In our next post, we will look at the key stages in the development of Machine Translation from the 1980s to the present day. It is in this period that SMT begins to develop and we will see how KantanMT is helping to shape the future of this branch of Machine Translation.

You can also find out more about Machine Translation and KantanMT by going to and signing up to our free 14 day trial.

The US and MT

KantanMT united_states_of_america_640To celebrate Independence Day and Bastille Day, we here in the KantanMT blogging workshop thought that we would use this opportunity to pay homage to the early contributions made by both American and French pioneers to the development of Machine Translation. In this first post, we are going to focus on America and one of the most important developments in the history of Machine Translation: The Georgetown-IBM Experiment. Background to the Experiment… Funnily enough, it all began with the Frenchman Léon Dostert who was Director of Georgetown University’s Institute of Languages and Linguistics. Dostert had previously worked as an interpreter for Eisenhower and liaison officer with Charles De Gaulle. Dostert also developed the translation system for the Nuremburg Trials. After attending the first ever conference on Machine Translation in 1952, an inspired Dostert decided to check out the feasibility of this new technology in a practical experiment. Dostert contacted the founder of IBM Thomas J. Watson, who agreed to support Dostert’s work. They established a team of both IT and linguistic specialists and the experiment was ready to begin. The Experiment… 12 machines, collectively known as the IBM type 701 electronic data processor, would translate 250 lexical items with six rules. The source language was Russian and the target was English. Why? Well, Russia was the biggest military threat to the US at the time, a machine that could translate Russian content to English would help the US to keep tabs on the Soviets. Watson said “I see this as an instrument that will be helpful in working out the problems (of world peace), we must do everything possible to get the people of the world to understand each other as quickly as possible”. Most of the sentences that were translated related to organic chemistry to show different uses of nouns and verbs. W John Hutchins, in his report The Georgetown Experiment-Demonstrated in January 1954, gives some examples:

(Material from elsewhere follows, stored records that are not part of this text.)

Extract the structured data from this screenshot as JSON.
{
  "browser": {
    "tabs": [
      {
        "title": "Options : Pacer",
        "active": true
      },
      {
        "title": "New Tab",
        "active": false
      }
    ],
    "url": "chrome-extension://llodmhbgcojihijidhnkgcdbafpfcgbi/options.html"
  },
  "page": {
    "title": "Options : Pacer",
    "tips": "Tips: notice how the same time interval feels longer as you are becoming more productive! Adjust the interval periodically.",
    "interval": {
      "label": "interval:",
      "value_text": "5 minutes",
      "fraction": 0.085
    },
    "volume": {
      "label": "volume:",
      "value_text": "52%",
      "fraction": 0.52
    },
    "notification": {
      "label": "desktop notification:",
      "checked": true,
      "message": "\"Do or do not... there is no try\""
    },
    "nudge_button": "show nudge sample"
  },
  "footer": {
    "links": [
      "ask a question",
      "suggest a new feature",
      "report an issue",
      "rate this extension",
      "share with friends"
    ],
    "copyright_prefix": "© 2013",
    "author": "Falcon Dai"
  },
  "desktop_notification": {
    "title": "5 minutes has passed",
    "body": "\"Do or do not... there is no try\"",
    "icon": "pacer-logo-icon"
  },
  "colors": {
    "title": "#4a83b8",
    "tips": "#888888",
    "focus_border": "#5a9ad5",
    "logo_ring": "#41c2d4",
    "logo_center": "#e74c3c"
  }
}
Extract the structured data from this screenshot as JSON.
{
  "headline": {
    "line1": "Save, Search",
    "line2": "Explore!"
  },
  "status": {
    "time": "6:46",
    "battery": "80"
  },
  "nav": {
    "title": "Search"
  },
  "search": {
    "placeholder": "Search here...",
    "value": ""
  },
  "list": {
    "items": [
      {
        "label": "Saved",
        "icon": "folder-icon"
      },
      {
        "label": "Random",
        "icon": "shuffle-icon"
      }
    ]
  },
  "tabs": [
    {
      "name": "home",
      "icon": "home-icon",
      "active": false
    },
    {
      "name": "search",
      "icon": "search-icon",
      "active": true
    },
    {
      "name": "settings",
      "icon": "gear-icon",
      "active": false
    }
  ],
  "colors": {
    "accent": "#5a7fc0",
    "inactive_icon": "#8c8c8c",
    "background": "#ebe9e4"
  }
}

  1. They prepare TNT
  2. They prepare TNT out of coal
  3. TNT is prepared out of coal

Associate Professor at the Institute Paul Garvin said that one of the major shortcomings of the experiment was that it was so limited – remember the experiment only consisted of 250 lexical items and six rules. But he defended its relevance, saying that the engine did have to make selection and arrangement decisions while translating the content.

Showing the World… The public demonstration of the experiment took place in 1954. It included a woman operator, without any Russian, inputting Russian language into the 701 rig and translating the Russian into English. Journalists also witnessed the machine translating segments on a range of subjects including politics, law, mathematics, and military affairs. One of the more catching newspaper headlines then was “Newest Electronic Brain Even Translates Russian”! The significance for Machine Translation… So what did The Georgetown-IBM experiment do for the Machine Translation industry? In his report, W. John Hutchins gives us the answer, “Before 1954, all previous work on MT had been theoretical. Considering the state of the art of electronic computation then, it is remarkable that anything resembling automatic translation was achieved at all. Despite all its limitations, the demonstration marked the beginning of Machine Translation as a research field seen to be worthy of financial support”. To find out more about Machine Translation and how KantanMT is continuing to change the way we see Machine Translation , go to and sign up to our 14 day free trial!